#### WHAT TO WORK ON:
Which lines have the string "Sign"? Copy all of them from the entries below.

#### DATA EXTRACT:

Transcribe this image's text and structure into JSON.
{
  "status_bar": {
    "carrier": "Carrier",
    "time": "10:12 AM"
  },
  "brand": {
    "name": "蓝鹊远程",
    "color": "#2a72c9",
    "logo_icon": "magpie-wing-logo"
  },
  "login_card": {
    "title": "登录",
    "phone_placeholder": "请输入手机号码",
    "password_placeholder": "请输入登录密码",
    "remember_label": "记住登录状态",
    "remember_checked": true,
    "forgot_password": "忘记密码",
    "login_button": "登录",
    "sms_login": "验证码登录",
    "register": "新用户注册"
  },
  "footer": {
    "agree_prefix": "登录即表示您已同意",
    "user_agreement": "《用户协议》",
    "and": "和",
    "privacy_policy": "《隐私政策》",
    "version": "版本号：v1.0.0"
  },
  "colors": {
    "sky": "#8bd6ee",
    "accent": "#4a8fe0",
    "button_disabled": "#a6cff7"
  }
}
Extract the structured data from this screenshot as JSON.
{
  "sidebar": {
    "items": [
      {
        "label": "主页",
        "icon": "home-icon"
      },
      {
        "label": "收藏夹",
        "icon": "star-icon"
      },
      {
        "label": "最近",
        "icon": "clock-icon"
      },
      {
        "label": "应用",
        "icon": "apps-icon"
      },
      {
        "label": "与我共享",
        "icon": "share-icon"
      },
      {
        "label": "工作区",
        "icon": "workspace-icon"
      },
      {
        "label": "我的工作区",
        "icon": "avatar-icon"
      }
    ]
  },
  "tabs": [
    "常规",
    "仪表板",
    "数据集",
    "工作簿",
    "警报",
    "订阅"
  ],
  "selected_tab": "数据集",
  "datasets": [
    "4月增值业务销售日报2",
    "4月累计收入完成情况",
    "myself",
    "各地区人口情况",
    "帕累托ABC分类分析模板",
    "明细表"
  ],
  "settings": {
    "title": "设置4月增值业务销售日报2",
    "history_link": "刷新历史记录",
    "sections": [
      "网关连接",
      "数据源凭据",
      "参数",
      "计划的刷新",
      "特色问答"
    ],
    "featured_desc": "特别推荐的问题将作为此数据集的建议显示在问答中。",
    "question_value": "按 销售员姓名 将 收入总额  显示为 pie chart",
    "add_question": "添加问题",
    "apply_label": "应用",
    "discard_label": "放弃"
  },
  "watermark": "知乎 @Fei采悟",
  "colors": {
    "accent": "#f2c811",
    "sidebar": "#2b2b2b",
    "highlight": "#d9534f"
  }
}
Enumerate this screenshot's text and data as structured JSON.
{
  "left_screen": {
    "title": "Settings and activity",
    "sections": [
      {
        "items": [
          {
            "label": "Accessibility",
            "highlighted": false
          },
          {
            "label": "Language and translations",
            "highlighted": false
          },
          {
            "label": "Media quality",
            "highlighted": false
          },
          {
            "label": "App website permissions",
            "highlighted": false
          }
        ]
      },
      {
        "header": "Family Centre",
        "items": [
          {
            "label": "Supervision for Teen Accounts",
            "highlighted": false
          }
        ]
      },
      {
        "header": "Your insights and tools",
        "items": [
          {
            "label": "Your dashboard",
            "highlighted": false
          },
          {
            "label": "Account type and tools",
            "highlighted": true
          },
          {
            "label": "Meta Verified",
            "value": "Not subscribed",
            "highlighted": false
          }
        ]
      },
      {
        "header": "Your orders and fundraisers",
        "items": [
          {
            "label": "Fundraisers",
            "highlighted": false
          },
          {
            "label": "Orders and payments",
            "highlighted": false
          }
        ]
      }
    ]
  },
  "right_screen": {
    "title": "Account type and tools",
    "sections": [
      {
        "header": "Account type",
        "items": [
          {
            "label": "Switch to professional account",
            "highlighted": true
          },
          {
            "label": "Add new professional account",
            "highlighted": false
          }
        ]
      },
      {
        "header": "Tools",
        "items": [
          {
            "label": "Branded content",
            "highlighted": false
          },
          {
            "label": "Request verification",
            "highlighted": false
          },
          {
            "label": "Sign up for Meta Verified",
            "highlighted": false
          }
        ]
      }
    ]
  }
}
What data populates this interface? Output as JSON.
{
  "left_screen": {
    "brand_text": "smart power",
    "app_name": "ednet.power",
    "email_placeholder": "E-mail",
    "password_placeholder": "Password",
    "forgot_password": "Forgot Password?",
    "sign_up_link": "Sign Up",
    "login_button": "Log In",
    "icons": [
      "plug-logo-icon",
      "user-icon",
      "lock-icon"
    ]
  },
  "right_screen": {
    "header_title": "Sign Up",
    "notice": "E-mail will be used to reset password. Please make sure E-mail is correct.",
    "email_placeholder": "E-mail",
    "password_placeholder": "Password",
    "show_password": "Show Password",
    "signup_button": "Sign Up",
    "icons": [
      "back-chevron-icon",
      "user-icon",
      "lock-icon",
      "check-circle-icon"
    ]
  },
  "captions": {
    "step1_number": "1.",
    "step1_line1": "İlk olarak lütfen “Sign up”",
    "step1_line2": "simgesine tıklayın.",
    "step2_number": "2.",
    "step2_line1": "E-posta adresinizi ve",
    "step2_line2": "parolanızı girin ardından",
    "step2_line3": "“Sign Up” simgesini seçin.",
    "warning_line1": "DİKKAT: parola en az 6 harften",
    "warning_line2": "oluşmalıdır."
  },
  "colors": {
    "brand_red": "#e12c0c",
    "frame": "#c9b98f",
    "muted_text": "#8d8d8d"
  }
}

#### ANSWER TO THIS EXERCISE:
            "label": "Sign up for Meta Verified",
    "sign_up_link": "Sign Up",
    "header_title": "Sign Up",
    "signup_button": "Sign Up",
    "step1_line1": "İlk olarak lütfen “Sign up”",
    "step2_line3": "“Sign Up” simgesini seçin.",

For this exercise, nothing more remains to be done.